++++ Data extracts

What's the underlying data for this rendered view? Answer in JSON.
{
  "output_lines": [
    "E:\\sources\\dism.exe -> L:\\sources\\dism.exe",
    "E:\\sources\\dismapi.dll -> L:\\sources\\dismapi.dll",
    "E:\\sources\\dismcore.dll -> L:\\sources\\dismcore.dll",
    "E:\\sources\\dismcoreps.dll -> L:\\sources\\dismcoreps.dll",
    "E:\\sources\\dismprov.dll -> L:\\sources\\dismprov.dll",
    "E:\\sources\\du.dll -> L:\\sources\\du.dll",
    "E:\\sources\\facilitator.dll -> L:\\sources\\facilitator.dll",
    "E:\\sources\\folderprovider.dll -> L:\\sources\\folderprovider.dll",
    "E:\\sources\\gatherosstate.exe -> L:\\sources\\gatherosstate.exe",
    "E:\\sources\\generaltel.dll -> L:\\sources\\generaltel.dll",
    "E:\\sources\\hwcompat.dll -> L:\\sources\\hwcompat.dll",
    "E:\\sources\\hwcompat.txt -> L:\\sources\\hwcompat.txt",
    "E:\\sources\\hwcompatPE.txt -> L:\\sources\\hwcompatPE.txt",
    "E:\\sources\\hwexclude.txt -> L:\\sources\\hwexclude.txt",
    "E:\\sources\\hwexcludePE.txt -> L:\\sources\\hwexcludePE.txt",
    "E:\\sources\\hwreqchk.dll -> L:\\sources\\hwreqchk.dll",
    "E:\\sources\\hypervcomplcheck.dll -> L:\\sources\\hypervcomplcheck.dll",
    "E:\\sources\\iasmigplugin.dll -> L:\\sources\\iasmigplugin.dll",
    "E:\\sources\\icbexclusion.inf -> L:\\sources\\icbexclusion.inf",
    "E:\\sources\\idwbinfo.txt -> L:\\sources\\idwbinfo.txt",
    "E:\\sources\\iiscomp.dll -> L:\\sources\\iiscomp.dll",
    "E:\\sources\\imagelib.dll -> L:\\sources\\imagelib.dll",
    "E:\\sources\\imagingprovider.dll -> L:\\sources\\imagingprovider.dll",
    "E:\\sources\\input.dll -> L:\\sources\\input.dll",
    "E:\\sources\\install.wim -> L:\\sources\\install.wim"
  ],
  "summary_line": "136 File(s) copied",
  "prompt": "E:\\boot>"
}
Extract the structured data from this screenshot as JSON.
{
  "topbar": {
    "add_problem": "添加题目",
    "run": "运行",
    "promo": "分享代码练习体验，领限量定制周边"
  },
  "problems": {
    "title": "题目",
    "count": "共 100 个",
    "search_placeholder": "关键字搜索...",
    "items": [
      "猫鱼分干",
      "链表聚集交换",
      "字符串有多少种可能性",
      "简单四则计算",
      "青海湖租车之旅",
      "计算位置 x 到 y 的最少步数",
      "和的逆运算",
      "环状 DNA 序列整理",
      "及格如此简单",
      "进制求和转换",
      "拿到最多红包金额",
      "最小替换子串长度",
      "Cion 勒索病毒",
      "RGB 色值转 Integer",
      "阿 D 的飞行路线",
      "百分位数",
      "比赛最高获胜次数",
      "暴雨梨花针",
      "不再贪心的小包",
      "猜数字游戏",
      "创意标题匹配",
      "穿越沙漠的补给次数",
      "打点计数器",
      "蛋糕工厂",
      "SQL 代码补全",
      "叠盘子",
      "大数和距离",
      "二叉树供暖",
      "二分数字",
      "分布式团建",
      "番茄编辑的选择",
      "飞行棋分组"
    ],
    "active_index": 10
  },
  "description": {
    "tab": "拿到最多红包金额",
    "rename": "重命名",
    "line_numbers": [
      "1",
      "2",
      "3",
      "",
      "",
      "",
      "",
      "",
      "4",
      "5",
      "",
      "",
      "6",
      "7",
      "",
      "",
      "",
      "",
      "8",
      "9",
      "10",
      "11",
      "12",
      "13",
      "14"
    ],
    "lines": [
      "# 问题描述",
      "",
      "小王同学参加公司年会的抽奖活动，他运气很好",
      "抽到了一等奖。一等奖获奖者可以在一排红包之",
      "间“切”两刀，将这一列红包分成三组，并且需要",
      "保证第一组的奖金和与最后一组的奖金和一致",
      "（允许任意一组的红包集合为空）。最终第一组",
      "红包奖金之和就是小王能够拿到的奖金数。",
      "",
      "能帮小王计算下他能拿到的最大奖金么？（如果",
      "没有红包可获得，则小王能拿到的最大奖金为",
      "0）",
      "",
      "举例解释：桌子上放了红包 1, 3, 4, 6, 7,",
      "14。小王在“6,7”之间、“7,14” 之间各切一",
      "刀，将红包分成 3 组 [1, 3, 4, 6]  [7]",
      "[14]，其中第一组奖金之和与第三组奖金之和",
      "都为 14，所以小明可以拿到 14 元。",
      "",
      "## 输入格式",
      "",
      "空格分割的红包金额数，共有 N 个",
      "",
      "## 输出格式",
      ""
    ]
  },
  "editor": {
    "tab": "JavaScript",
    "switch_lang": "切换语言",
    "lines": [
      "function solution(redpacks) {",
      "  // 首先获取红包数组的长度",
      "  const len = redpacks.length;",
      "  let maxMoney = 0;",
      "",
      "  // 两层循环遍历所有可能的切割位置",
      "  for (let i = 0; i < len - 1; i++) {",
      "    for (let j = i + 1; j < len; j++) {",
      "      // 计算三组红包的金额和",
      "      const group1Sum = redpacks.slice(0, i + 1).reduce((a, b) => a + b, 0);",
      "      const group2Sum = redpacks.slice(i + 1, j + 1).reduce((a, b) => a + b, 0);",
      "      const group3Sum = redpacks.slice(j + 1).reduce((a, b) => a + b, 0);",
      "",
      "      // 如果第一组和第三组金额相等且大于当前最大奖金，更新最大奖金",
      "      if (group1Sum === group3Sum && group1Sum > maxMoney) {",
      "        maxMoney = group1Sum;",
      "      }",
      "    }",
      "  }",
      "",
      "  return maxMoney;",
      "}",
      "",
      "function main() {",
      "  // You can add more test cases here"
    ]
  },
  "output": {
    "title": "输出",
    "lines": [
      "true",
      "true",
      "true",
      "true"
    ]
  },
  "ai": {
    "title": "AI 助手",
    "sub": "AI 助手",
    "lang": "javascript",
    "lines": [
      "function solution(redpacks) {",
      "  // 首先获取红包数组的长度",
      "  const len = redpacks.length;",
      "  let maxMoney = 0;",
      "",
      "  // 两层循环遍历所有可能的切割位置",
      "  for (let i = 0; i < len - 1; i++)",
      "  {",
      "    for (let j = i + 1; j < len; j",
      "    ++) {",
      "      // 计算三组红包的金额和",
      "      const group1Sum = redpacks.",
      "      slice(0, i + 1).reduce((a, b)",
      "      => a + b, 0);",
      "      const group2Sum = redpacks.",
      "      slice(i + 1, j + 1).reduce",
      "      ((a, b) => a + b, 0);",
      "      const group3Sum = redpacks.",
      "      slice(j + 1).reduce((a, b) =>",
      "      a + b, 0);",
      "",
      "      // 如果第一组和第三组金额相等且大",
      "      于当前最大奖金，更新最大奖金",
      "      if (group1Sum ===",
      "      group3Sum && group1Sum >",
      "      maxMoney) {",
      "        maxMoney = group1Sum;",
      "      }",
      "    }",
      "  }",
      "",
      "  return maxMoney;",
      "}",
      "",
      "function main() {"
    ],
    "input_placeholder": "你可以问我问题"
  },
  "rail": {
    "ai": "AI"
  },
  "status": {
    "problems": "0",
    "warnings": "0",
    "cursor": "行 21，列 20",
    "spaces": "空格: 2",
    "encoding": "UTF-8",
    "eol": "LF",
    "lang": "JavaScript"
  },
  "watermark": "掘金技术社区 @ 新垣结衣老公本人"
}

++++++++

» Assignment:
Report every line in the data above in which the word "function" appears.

» Solution to this problem:
      "function solution(redpacks) {",
      "function main() {",
      "function solution(redpacks) {",
      "function main() {"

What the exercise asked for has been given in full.